▶ [Task objective]: How many lines in this data contain the string "LIVE"? Reply with the number only.

(App and web page records)
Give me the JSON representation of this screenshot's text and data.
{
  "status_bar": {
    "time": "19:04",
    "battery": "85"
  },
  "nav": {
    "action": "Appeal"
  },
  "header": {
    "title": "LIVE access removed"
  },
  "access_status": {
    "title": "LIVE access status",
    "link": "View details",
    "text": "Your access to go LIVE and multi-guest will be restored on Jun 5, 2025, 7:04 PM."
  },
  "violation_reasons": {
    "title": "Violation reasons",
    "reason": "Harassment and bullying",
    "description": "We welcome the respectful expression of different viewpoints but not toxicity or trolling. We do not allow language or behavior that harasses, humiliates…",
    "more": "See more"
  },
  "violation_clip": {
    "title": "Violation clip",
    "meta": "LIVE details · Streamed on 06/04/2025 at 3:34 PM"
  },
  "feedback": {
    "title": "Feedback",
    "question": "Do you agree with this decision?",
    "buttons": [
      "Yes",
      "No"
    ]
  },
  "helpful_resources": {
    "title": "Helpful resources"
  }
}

▶ [Solution to this problem]: 4